§ **Work instruction**:
Whenever the word "ValidatesRequests" occurs in a line of the material below, that line is counted. Report only the count.

§ **Excerpted data**:
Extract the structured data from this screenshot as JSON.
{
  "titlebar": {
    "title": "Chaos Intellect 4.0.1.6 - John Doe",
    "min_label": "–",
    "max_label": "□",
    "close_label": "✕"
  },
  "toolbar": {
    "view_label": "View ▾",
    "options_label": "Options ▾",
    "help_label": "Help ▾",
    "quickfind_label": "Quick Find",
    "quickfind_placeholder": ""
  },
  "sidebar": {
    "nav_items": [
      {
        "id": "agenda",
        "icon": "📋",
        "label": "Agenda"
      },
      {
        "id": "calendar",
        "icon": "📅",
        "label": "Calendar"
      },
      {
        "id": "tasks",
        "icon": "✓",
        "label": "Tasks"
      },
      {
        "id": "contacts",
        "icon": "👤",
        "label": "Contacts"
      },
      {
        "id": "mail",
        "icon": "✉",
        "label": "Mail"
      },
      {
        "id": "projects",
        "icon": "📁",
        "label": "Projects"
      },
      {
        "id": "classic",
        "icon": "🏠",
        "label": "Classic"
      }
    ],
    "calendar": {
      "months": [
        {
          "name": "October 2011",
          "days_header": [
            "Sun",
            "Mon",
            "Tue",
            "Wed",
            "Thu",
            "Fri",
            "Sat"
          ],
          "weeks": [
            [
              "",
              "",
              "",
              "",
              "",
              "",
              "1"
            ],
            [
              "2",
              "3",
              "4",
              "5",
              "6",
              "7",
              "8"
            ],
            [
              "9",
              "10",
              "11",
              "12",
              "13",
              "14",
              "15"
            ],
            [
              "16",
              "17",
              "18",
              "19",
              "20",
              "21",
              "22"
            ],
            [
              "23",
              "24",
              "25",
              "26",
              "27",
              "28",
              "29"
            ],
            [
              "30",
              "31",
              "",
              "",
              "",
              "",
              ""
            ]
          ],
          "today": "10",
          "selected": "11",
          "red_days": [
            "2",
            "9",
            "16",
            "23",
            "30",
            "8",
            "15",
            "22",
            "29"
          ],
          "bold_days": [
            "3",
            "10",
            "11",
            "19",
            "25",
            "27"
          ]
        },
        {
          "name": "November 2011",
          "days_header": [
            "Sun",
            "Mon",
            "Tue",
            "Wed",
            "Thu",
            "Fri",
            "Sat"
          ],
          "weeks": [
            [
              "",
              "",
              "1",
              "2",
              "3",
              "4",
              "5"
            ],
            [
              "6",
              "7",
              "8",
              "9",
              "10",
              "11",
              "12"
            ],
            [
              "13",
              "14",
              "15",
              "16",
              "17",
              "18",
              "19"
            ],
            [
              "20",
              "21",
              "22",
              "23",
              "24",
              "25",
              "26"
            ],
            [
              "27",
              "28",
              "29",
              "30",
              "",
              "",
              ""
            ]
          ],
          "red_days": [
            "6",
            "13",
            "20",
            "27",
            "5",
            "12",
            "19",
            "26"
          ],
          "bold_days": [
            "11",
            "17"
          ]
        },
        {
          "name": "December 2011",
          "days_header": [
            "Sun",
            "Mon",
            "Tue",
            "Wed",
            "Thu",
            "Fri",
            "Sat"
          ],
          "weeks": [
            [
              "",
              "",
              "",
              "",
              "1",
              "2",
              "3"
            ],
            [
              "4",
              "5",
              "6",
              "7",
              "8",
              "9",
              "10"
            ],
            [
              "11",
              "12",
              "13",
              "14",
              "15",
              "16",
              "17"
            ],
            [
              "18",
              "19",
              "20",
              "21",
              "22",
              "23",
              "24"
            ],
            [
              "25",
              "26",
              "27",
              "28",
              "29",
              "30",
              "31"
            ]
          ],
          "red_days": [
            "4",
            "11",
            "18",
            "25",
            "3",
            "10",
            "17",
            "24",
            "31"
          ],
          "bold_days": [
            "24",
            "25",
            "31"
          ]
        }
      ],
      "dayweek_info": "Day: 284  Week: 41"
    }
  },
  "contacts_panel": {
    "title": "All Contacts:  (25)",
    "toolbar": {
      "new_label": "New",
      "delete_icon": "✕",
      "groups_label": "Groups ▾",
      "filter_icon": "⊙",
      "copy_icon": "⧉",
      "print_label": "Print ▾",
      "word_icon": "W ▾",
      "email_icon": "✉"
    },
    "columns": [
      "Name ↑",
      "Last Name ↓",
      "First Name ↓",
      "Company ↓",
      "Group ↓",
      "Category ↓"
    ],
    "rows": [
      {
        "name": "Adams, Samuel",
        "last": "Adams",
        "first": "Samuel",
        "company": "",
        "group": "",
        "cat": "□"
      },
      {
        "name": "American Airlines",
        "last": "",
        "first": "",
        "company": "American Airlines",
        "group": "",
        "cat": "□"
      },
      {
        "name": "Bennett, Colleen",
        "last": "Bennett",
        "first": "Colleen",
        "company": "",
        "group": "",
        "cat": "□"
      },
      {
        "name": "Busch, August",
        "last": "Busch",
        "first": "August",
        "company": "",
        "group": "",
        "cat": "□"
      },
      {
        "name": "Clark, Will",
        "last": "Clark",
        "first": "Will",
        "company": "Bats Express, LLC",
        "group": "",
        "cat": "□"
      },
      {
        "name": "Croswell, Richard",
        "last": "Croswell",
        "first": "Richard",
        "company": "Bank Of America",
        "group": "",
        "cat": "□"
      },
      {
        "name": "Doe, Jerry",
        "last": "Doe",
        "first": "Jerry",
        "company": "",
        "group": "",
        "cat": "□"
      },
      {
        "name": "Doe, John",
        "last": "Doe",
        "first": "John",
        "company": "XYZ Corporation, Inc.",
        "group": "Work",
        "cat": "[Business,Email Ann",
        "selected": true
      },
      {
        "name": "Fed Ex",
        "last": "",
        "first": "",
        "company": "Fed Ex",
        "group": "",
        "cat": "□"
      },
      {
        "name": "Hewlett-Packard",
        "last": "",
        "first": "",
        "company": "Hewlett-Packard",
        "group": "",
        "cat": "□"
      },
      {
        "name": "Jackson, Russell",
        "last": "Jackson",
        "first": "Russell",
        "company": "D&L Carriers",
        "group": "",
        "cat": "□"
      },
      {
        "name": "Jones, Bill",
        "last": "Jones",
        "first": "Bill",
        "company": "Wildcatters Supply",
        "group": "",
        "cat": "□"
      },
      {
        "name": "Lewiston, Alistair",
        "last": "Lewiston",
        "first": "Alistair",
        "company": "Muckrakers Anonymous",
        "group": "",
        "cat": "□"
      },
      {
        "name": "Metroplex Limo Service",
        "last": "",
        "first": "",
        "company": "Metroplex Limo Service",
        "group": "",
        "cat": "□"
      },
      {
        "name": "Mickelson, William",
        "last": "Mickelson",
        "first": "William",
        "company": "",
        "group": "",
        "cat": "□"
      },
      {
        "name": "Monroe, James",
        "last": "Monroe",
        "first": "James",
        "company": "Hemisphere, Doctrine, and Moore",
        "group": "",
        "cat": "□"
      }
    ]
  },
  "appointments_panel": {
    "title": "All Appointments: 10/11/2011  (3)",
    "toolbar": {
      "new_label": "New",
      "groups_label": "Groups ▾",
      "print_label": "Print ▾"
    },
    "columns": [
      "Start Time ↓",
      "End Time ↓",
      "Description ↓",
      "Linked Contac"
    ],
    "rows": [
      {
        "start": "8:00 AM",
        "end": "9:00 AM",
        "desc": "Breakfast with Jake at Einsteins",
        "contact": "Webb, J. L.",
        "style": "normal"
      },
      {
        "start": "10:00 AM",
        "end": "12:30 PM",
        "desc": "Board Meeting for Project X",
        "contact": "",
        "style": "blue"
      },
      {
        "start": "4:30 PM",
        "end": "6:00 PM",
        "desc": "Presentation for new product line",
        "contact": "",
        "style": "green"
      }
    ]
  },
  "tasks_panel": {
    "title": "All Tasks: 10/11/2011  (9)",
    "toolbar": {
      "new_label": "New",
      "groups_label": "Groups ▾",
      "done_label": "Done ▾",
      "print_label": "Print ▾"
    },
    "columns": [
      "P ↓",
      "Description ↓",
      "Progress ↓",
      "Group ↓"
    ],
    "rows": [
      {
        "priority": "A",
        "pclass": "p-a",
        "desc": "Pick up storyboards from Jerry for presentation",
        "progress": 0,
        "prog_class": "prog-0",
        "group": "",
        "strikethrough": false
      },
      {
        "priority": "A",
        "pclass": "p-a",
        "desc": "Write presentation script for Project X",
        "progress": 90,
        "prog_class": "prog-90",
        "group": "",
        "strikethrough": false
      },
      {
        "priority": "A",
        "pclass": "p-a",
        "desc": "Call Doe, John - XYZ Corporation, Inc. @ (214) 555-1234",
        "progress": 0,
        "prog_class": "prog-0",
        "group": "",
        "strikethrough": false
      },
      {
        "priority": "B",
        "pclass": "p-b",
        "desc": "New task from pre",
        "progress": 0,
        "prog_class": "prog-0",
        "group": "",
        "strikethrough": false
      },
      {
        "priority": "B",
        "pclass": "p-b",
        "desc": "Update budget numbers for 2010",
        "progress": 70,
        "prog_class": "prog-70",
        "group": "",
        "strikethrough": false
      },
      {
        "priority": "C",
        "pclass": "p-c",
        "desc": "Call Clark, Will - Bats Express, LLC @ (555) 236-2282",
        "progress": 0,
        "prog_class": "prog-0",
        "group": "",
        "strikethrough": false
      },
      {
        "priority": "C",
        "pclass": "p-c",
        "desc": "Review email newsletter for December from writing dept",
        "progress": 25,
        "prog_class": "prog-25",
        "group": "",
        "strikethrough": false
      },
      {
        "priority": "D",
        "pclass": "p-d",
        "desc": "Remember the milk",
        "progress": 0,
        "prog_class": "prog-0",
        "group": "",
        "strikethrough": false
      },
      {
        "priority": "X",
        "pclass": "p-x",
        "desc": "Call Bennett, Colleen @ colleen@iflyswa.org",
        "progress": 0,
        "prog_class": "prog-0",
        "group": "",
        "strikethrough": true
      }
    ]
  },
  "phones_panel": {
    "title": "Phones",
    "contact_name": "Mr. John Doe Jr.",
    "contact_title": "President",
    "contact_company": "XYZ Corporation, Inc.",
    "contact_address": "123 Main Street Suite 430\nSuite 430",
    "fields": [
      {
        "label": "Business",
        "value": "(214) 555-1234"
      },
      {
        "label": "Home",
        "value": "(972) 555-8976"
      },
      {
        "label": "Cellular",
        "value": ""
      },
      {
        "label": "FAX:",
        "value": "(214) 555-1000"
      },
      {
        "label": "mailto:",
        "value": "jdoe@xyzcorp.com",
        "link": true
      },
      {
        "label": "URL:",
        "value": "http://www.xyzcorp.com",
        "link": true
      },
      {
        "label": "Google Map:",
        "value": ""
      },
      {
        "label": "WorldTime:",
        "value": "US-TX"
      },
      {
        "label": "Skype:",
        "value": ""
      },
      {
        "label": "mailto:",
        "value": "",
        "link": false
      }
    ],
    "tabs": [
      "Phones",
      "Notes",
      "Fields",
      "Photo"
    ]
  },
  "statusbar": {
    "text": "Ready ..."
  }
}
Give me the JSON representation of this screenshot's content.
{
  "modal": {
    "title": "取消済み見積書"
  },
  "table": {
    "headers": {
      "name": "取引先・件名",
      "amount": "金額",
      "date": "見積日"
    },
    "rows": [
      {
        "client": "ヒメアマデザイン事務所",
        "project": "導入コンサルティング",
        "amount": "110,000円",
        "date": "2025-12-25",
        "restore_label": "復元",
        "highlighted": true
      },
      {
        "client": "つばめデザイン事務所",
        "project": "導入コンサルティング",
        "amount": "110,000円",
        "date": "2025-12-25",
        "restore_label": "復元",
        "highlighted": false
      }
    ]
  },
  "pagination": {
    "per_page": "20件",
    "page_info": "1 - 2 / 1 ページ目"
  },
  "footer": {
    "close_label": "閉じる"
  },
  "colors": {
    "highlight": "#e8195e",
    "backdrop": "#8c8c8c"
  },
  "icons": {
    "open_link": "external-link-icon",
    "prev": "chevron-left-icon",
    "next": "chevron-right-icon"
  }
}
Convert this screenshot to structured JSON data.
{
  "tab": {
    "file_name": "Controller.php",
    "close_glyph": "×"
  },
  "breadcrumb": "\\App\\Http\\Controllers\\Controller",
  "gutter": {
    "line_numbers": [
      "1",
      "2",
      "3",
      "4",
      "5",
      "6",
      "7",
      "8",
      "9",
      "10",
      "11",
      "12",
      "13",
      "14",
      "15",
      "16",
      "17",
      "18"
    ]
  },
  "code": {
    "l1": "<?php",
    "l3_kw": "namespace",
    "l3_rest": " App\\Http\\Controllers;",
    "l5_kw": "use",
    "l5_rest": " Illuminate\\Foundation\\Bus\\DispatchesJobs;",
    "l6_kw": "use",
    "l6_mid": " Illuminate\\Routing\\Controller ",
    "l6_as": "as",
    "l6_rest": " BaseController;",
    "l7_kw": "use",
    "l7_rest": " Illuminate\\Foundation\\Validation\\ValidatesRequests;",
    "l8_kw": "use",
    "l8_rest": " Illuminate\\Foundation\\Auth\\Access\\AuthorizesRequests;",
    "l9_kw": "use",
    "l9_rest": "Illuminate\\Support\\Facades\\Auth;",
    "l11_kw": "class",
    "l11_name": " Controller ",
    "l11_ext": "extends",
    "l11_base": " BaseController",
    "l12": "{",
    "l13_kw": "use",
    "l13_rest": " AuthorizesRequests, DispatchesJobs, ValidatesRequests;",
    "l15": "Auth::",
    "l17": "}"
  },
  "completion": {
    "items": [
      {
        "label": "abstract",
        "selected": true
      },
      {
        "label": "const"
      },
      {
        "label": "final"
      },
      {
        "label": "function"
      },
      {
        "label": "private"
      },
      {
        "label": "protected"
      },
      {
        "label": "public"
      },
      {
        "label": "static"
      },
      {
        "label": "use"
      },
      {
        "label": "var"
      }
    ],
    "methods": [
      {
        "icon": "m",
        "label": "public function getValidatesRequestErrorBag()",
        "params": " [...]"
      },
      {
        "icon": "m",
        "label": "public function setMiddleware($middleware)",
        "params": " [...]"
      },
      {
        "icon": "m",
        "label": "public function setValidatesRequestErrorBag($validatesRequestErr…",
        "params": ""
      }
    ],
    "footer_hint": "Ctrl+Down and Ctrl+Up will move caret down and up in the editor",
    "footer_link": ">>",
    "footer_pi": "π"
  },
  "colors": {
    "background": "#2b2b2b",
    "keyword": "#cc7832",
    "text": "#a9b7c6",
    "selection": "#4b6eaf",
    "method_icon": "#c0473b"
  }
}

§ **Output**:
2